“Hello. Remember me?”
The seeds began to sing in response, each one offering its own sweet song. As they did, she remembered more. She remembered who she was and what she’d lost and what had now been returned to her once more. Thick beads of salty tears rolled down the soft skin of her delicate cheeks. And as her tears dropped to the muddy earth beneath her, the last remaining shards of darkness melted from her heart.
She took off her moss cloak and laid it at her feet. One by one, she kissed each seed and the dream it held, and then planted it in the moss. One by one, each seed kissed her back, grateful for the promise of new life. By the time that the last seed was planted, the moon had sunk to the horizon and the sun was peeling the night sky open. She stood for a long while, watching the sky wake up. New colours spread across the breath-taking forests and meadows in the valley. In the distance, the once frozen lake glistened like an ocean of liquid gold. She felt so much joy in her heart. Finally, after all this time all was right within her.

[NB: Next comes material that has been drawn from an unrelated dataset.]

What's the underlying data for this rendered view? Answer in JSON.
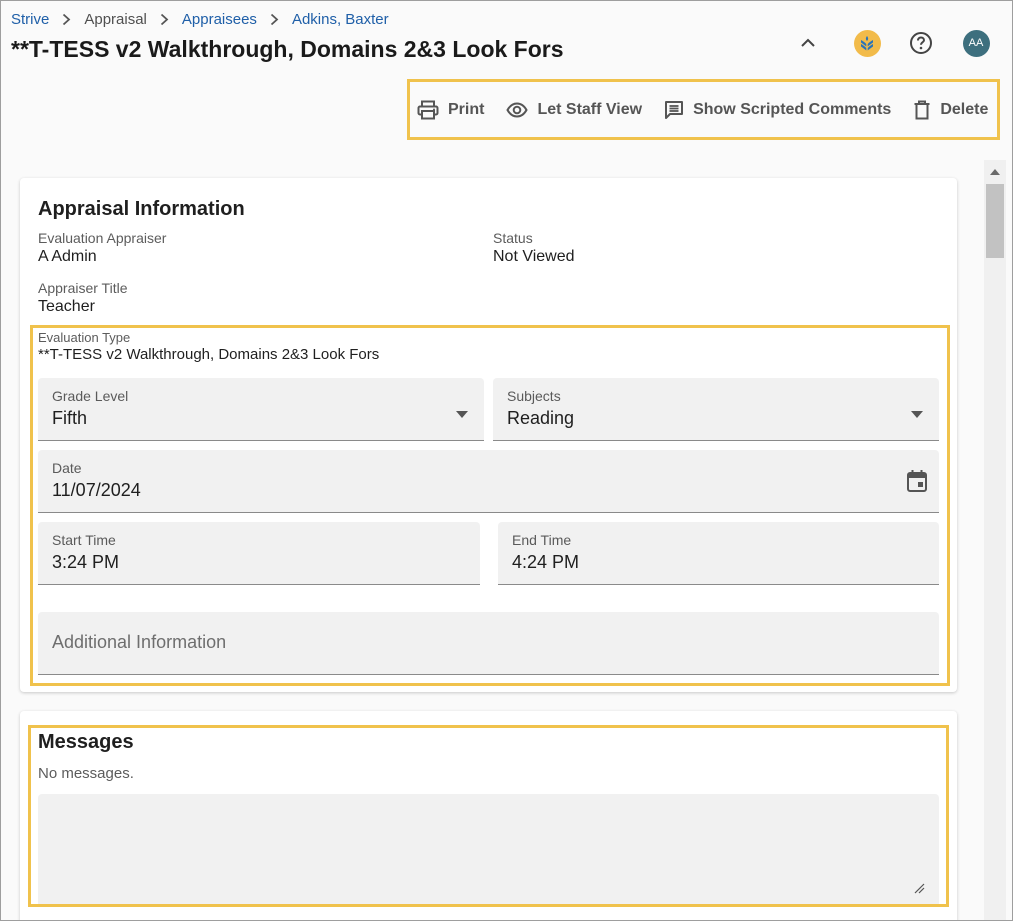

She walked down the mountain enveloped in the soothing caress of the early morning sun. She couldn’t help but smile and sing. She sang old songs, ones that her mother taught her in her youth. And as she walked and sang, the sun touched the seeds and they began to sprout. They weaved their roots into her moss and elderflower cloak, and from each seed grew a plethora of beautiful dreams. These were her dreams. Forgotten dreams that she’d thought she had let die. As she discovered, the truth is that dreams, just like seeds frozen for thousands of years in permafrost, never really die. They may sleep and lie dormant for what feels like endless time, but when the ice melts and they are rediscovered, all they need is a little care to be nurtured back to life.
What dreams have you let die? They are never lost. You can breathe the gift of life back into them if this is what you choose.
5 thoughts on “What Happens to Dreams that we let die? – A Seed Woman Story”
I liked the quote.
And even the story.
Jodi Sky Rogers
What a beautiful story!
Jodi Sky Rogers
Thank you dear Angie! Much appreciated.